Inside Carly Simon's Whirlwind Voyage From London With Sean Connery

Update: A prior version of this article stated Lucy Simon was 22 at the time of the voyage; however, she was in her mid-20s. The article has been updated to reflect this.

After dropping her 1972 hit single "You're So Vain," Carly Simon became a music legend (via Biography). Moreover, The Guardian writes that her personal life and many high-profile relationships have added to the media's fascination with the singer-songwriter. Notably, Simon was married to fellow singer and songwriter James Taylor for 11 years (per Smooth Radio). She also romanced Warren Beatty, Mick Jagger, and Jack Nicholson, among others. In 2015, Simon released her memoir "Boys in the Trees." Here, Rolling Stone states, Simon writes about her many lovers and her extensive career, including her life before she became a renowned solo artist.

According to People, Simon and her sister, Lucy Simon, were performing a music act as The Simon Sisters in the 1960s. AllMusic explains that they were signed to Kapp Records and had some success with their song "Winken, Blinken and Nod." The duo mostly performed folk music, including original songs and covers, with AllMusic comparing them to the famed folk group Peter, Paul & Mary. According to some accounts, The Simon Sisters disbanded because Lucy decided to get married and attend nursing school. Carly then successfully went solo. However, in "Boys in the Trees," Carly told a different story that involved James Bond actor Sean Connery.

Sean Connery proposed a threesome

In "Boys in the Trees," Rolling Stone reports, Carly Simon opened up about meeting Connery while traveling home from London via ship in 1965. According to Billboard, Carly, who was 20 at the time, was accompanied by her older sister Lucy, then in her mid-20s. When the pair realized that Connery was also on the ship, they were starstruck. Carly wrote that Connery "was far handsomer in person." In order to get close to the star, Carly and Lucy sent him a note saying that they were not "ordinary fans" and that their father was no one other than Richard L. Simon, co-founder of the publishing house Simon & Schuster.

Per Rolling Stone, the note worked and the sisters got to meet Connery on a personal level. They ate, drank, and were entertained by the actor. Billboard adds that Connery opened up to Carly and Lucy about a recent LSD trip. Things went so well that Connery invited the girls to his room the next night. There, they had a drink and Connery made a shocking request. The Daily Mail states that the actor, who was 35 and married, asked if the sisters were interested in having a threesome. Carly's friend later referred to this proposition as a "Simon sisters sandwich" (via Billboard). Ultimately, Carly and Lucy turned him down.

The voyage led to the demise of The Simon Sisters

Although Lucy's relationship status at the time of this voyage is unknown, the Daily Mail states that Carly was dating writer Willie Donaldson. After the sisters rebuffed Connery, it seems that Lucy had a change of mind. Per The Hollywood Reporter, Lucy met with the Bond actor the next night without her sister. Much to Carly's dismay, Lucy didn't return to her room until 5:15 a.m. When their ship landed in New York, Carly used this deception as an excuse to put an end to The Simon Sisters and go solo.

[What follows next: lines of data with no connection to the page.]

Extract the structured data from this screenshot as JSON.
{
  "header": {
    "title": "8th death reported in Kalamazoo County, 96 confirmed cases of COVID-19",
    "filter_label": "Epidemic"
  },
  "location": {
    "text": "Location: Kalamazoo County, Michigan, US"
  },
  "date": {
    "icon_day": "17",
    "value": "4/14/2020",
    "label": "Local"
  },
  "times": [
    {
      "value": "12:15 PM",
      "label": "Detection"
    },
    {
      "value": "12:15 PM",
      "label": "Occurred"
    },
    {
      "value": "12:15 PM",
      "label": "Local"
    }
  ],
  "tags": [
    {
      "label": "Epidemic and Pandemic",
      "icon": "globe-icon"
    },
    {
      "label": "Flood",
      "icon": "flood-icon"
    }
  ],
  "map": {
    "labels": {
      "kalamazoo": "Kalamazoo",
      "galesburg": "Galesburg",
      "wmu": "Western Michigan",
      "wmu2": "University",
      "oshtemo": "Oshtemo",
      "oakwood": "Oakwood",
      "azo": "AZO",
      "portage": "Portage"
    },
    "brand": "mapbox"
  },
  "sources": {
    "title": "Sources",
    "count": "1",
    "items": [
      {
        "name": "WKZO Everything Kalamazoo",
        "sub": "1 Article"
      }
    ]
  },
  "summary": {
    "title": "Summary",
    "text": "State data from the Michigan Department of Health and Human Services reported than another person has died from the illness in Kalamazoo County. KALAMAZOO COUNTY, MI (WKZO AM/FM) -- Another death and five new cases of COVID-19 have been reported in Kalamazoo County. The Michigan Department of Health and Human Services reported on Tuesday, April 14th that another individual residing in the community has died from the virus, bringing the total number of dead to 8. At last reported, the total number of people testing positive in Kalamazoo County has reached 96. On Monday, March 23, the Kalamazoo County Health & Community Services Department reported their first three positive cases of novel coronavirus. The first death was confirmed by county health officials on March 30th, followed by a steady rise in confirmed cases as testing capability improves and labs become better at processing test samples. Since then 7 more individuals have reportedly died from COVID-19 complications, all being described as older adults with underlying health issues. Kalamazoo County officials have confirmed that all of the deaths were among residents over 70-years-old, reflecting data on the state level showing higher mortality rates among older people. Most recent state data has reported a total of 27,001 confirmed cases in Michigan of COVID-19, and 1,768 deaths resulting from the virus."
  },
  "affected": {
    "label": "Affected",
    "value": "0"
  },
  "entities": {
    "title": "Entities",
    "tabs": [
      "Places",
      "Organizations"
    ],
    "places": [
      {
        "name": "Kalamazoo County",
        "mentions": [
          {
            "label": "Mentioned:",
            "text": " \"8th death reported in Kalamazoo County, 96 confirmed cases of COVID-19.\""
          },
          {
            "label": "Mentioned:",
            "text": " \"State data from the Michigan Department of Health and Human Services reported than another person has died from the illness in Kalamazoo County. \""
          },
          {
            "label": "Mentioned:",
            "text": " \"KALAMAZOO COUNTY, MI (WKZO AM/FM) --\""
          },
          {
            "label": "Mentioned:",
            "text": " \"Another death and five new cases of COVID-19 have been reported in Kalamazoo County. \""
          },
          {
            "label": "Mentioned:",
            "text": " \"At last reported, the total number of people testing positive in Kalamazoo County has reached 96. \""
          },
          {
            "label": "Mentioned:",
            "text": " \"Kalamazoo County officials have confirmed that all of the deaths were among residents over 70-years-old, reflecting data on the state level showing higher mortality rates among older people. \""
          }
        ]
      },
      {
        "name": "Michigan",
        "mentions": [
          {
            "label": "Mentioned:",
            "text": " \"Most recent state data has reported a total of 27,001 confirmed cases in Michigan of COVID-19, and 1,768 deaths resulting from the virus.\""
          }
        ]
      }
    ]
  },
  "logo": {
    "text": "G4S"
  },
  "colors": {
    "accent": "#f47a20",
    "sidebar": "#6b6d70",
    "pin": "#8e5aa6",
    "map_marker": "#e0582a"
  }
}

Britannica writes that Carly became one of the biggest music acts of the 1970s. In 1971, she won a Grammy for Best New Artist of the Year (via Biography). The following year, she released the now-iconic song "You're So Vain." However, AllMusic reports that this was not entirely the end for The Simon Sisters. In 1969, they reunited to record an album of children's music. According to People, Lucy went on to have a successful career in the music and entertainment industry. She released two more children's albums and became a Broadway composer. Lucy Simon died October 21 at the age of 82 (per The New York Times). Their sister Joanna had died the day before, age 85 (per People).